The best method I’ve found for circumventing their system is to start removing choices from them one at a time. If you have multiple binders and you sense you’re in the presence of a tiger shark, leave all but one of them in your backpack. If it’s too late for that, just start answering “It’s not for trade, sorry” when he asks about cards in your book that you don’t want to complicate the deal with.

This system will still end up with a failed trade now and again, but usually the tiger shark will just try and work with the cards you’ve already talked about. Taking away options from him just gets him to his endgame faster and reduces the chance of you taking a bad offer just to get the deal done.

If the tiger starts pricing your cards based on condition, make sure you go back and do the same for his. Do not let him get away with only doing this for your side of the deal! Another option is to simply tell him you expect full value out of your cards regardless of condition because so many traders out there don’t care unless the thing is literally falling apart. This is what I do, simply because 90% of the people I trade with don’t care in the slightest if a card is damaged and use near-mint prices on websites as their gospel.

The worst thing you can do is to get frustrated and just give in. I’ve made plenty of bad trades to these guys at the end of long GP days just to keep things moving, and I’ve regretted all of them.

Stay in the Water!

This may be a myth that’s grown into ‘fact’ over the years, but I’ve heard that in 1973 – the year that JAWS hit the big screen – beach attendance was down all over the country.

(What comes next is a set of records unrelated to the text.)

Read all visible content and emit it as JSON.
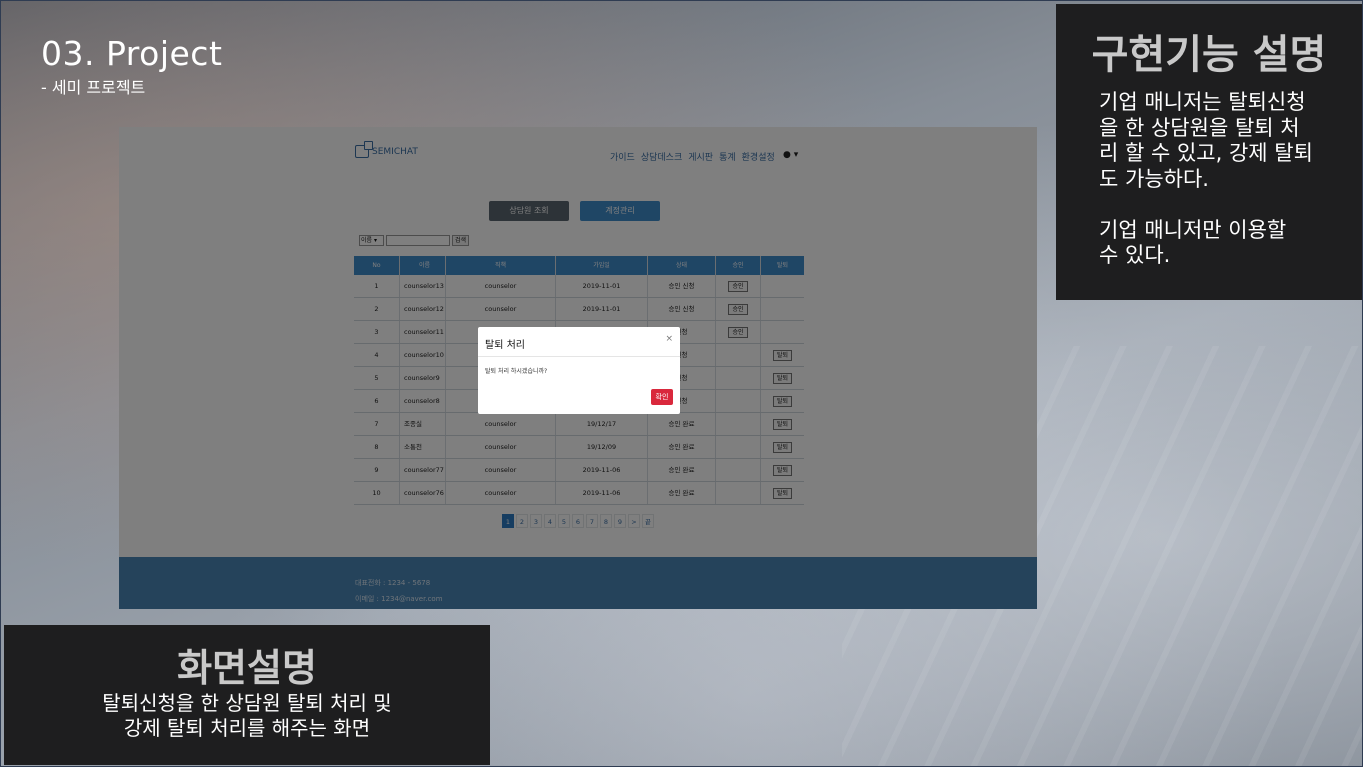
{
  "slide": {
    "title": "03. Project",
    "subtitle": "- 세미 프로젝트"
  },
  "right_panel": {
    "title": "구현기능 설명",
    "body": "기업 매니저는 탈퇴신청\n을 한 상담원을 탈퇴 처\n리 할 수 있고, 강제 탈퇴\n도 가능하다.\n\n기업 매니저만 이용할\n수 있다."
  },
  "left_panel": {
    "title": "화면설명",
    "body": "탈퇴신청을 한 상담원 탈퇴 처리 및\n강제 탈퇴 처리를 해주는 화면"
  },
  "app": {
    "logo_text": "SEMICHAT",
    "nav": [
      "가이드",
      "상담데스크",
      "게시판",
      "통계",
      "환경설정"
    ],
    "user_caret": "▾",
    "tabs": [
      "상담원 조회",
      "계정관리"
    ],
    "search": {
      "select_value": "이름 ▾",
      "button_label": "검색"
    },
    "table": {
      "headers": [
        "No",
        "이름",
        "직책",
        "가입일",
        "상태",
        "승인",
        "탈퇴"
      ],
      "rows": [
        {
          "no": "1",
          "name": "counselor13",
          "pos": "counselor",
          "date": "2019-11-01",
          "status": "승인 신청",
          "approve": "승인",
          "withdraw": ""
        },
        {
          "no": "2",
          "name": "counselor12",
          "pos": "counselor",
          "date": "2019-11-01",
          "status": "승인 신청",
          "approve": "승인",
          "withdraw": ""
        },
        {
          "no": "3",
          "name": "counselor11",
          "pos": "",
          "date": "",
          "status": "신청",
          "approve": "승인",
          "withdraw": ""
        },
        {
          "no": "4",
          "name": "counselor10",
          "pos": "",
          "date": "",
          "status": "신청",
          "approve": "",
          "withdraw": "탈퇴"
        },
        {
          "no": "5",
          "name": "counselor9",
          "pos": "",
          "date": "",
          "status": "신청",
          "approve": "",
          "withdraw": "탈퇴"
        },
        {
          "no": "6",
          "name": "counselor8",
          "pos": "",
          "date": "",
          "status": "신청",
          "approve": "",
          "withdraw": "탈퇴"
        },
        {
          "no": "7",
          "name": "조종실",
          "pos": "counselor",
          "date": "19/12/17",
          "status": "승인 완료",
          "approve": "",
          "withdraw": "탈퇴"
        },
        {
          "no": "8",
          "name": "소통천",
          "pos": "counselor",
          "date": "19/12/09",
          "status": "승인 완료",
          "approve": "",
          "withdraw": "탈퇴"
        },
        {
          "no": "9",
          "name": "counselor77",
          "pos": "counselor",
          "date": "2019-11-06",
          "status": "승인 완료",
          "approve": "",
          "withdraw": "탈퇴"
        },
        {
          "no": "10",
          "name": "counselor76",
          "pos": "counselor",
          "date": "2019-11-06",
          "status": "승인 완료",
          "approve": "",
          "withdraw": "탈퇴"
        }
      ]
    },
    "pagination": [
      "1",
      "2",
      "3",
      "4",
      "5",
      "6",
      "7",
      "8",
      "9",
      ">",
      "끝"
    ],
    "footer": {
      "phone": "대표전화 : 1234 - 5678",
      "email": "이메일 : 1234@naver.com"
    },
    "modal": {
      "title": "탈퇴 처리",
      "close": "×",
      "message": "탈퇴 처리 하시겠습니까?",
      "ok_label": "확인"
    }
  }
}
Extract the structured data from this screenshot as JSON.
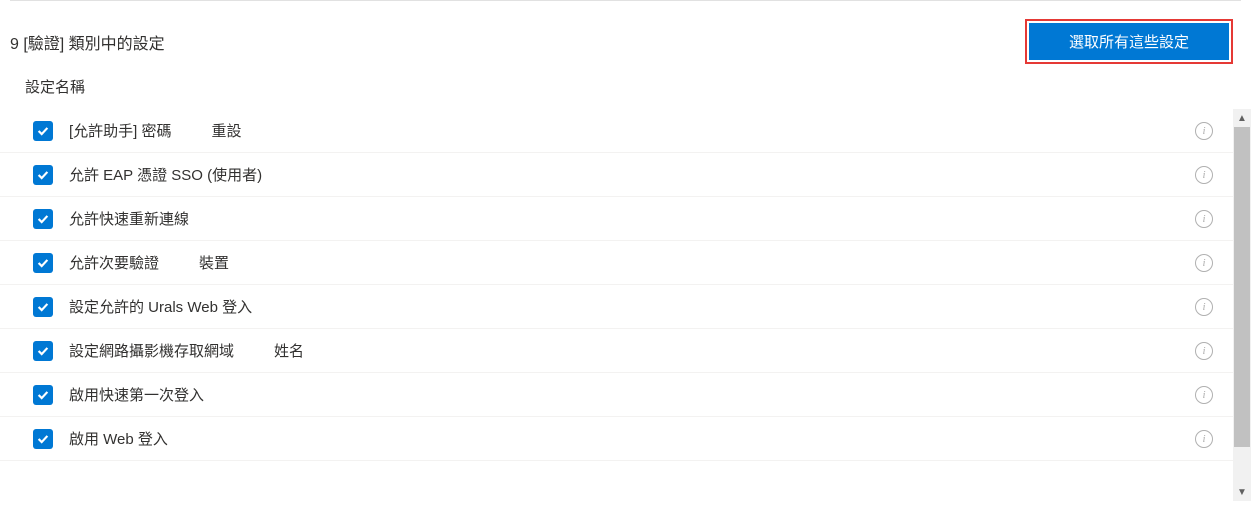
{
  "header": {
    "title": "9 [驗證] 類別中的設定",
    "select_all_label": "選取所有這些設定"
  },
  "column_header": "設定名稱",
  "settings": [
    {
      "label": "[允許助手]  密碼",
      "extra": "重設",
      "checked": true
    },
    {
      "label": "允許 EAP 憑證 SSO (使用者)",
      "extra": "",
      "checked": true
    },
    {
      "label": "允許快速重新連線",
      "extra": "",
      "checked": true
    },
    {
      "label": "允許次要驗證",
      "extra": "裝置",
      "checked": true
    },
    {
      "label": "設定允許的 Urals Web 登入",
      "extra": "",
      "checked": true
    },
    {
      "label": "設定網路攝影機存取網域",
      "extra": "姓名",
      "checked": true
    },
    {
      "label": "啟用快速第一次登入",
      "extra": "",
      "checked": true
    },
    {
      "label": "啟用 Web 登入",
      "extra": "",
      "checked": true
    }
  ]
}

Even though the chance a shark attack is remote, people were actually scared.

Similarly, you don’t have to go through every trading experience with a fear of being sharked at every turn.

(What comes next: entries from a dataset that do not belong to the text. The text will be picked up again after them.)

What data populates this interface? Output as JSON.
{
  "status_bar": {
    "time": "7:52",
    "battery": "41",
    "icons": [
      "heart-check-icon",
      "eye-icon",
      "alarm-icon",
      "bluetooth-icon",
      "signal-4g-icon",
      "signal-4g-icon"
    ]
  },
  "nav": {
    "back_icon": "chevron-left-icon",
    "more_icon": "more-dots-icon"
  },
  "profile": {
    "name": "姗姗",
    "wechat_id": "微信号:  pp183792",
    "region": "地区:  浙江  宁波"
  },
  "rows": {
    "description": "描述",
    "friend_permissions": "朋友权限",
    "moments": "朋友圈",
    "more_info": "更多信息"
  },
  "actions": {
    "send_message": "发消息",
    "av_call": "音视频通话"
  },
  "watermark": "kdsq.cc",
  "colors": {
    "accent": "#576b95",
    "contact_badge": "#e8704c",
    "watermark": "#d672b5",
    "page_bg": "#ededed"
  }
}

Magic is supposed to be fun. If you’re not having fun trading, don’t do it. As someone who trades a lot, I have more of a problem with paranoid non-sharks who assume I’m out to get them and go into a hyper-defense mode before I’ve opened my mouth. My biggest trading pet peeve is the guy who absolutely HAS to make sure their trade evens out to the last nickel and looks things up on multiple sites in order to make sure they’re not secretly getting robbed.

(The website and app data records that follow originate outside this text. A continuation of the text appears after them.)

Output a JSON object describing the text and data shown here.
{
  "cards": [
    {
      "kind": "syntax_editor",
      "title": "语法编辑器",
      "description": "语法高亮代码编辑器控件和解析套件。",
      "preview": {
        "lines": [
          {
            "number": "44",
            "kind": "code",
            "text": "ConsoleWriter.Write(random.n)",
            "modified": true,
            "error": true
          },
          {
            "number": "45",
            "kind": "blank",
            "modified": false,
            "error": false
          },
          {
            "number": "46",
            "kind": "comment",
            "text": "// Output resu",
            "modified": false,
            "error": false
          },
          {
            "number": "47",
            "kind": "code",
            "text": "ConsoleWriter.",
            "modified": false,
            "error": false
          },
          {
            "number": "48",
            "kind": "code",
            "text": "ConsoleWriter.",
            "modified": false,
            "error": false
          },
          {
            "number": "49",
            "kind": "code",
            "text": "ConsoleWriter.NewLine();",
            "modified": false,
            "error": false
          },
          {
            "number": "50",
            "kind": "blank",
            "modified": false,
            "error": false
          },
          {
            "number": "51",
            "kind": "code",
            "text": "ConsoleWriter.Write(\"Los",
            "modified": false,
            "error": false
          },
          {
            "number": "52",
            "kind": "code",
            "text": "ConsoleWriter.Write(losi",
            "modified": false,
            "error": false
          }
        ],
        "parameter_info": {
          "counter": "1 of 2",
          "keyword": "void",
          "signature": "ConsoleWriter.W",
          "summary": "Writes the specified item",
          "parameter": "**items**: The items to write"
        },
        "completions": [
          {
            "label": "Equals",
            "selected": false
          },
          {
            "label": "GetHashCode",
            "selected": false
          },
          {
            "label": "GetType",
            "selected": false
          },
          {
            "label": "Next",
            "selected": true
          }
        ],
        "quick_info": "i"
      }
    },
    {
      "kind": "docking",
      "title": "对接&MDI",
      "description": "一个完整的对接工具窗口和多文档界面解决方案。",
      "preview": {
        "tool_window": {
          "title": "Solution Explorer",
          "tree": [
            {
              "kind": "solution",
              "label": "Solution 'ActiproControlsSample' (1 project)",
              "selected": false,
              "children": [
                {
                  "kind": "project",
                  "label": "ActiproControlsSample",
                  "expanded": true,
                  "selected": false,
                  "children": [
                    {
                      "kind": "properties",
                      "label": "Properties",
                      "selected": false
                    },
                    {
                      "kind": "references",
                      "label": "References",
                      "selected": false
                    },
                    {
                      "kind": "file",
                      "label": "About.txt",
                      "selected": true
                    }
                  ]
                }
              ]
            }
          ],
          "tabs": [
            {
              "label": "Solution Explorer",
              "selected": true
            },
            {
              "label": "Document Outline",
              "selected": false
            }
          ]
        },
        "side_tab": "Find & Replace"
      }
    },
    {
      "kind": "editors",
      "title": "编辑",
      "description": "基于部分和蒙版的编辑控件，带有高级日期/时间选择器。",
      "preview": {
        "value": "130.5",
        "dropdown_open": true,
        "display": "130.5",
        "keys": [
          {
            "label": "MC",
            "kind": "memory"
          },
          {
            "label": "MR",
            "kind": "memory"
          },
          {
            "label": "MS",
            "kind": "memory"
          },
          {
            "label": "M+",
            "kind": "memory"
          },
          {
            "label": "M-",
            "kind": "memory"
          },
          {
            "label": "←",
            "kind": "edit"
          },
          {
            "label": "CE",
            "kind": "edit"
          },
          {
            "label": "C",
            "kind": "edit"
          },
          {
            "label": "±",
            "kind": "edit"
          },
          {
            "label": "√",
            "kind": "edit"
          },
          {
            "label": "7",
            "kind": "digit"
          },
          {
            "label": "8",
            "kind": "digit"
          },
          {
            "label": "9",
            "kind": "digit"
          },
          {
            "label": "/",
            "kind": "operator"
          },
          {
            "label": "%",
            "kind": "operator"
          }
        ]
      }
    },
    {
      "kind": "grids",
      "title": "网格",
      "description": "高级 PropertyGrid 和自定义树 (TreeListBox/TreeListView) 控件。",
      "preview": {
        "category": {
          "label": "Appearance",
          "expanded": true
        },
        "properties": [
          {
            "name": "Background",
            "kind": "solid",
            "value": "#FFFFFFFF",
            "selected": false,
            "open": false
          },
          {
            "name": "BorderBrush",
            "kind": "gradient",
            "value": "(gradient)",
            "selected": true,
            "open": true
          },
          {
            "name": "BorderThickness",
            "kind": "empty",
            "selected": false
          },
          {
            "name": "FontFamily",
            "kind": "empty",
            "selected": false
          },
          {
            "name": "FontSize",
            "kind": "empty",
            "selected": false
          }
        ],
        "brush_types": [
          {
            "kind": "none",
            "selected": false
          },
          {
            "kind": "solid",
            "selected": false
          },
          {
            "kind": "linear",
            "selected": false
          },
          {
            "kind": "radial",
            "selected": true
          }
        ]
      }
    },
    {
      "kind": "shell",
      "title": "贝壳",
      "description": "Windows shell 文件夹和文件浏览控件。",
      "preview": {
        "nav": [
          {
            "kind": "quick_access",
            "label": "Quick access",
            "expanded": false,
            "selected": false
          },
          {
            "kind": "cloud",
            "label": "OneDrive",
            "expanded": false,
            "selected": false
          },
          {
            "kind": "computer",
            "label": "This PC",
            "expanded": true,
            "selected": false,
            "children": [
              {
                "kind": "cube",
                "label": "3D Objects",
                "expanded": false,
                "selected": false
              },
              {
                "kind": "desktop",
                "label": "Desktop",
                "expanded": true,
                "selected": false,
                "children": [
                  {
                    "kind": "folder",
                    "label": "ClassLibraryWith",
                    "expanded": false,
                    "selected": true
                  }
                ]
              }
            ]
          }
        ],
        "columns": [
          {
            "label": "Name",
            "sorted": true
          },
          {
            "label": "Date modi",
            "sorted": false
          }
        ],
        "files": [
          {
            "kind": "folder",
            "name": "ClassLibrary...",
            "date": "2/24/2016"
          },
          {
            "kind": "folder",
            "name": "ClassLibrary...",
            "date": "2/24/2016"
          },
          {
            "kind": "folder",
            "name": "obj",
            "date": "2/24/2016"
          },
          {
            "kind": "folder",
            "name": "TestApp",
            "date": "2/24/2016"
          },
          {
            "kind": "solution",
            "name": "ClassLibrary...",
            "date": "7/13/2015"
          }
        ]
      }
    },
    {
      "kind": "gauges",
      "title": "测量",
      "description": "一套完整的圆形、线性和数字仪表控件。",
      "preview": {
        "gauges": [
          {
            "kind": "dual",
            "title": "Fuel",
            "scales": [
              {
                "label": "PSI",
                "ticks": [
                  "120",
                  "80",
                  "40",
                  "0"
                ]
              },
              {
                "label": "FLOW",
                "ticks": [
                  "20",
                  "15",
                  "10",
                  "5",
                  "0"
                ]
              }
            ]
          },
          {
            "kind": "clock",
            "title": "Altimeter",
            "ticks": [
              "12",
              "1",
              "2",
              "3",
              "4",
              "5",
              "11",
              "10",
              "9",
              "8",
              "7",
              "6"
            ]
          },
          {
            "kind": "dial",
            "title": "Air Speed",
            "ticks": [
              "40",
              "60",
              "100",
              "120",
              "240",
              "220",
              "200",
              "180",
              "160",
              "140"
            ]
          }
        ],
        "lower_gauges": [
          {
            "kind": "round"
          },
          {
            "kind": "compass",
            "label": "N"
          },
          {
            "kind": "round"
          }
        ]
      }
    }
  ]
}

Collection ‘values’ fluctuate by hundreds of dollars every single day based on tournament results, speculation, and more. The dollar you gain or lose in a $30 FNM trade is a drop in the bucket compared to a hundred other factors that affect your collection’s price, most of which are entirely out of your hands.

Most of the trading I do these days is to complete sets for my own collection, which is solely a labor of love. People who approach trading with hostility and paranoia are ruining it for me even more than the sharks are.

General Tips for Shark Defense

There are two big differences between trade sharks and normal traders, and you should keep both of them in mind whenever you deal with one.

The first is that sharks will always try and conduct their trades in such a way to throw you off your game. By using all of the tricks I’ve mentioned above, they’ll find a niche that works for them and use it in order to get you to make a trade you wouldn’t otherwise make.

These practices have only increased with the uptick in smartphone use because the old trick of hoping people didn’t have accurate information is no longer as effective.

The second difference is that a shark’s only goal on a trade is to gain value. That’s it. Sometimes they’ll be up front about this and let you know that they’re trading for profit, but most of the time they won’t mention it – they’ll just try and ‘win’ whatever trade they’re in the middle of.

The best thing you can do in order to try and beat any kind of shark is to stay calm and stick to your principals. Most gamers have been bullied at one time or another in their lives, and the sharks are counting on that aura of self-doubt that we’ve all experienced to kick in and allow them to profit. Don’t let them rush you. Don’t let them slow play you. Don’t let them tell you that you’re wrong if you know that you’re right. Try to take emotion out of it and only make a trade you feel comfortable making.

If all else fails, remember this: you don’t have to make any trade. Not ever.

Until next time –

- Chas Andres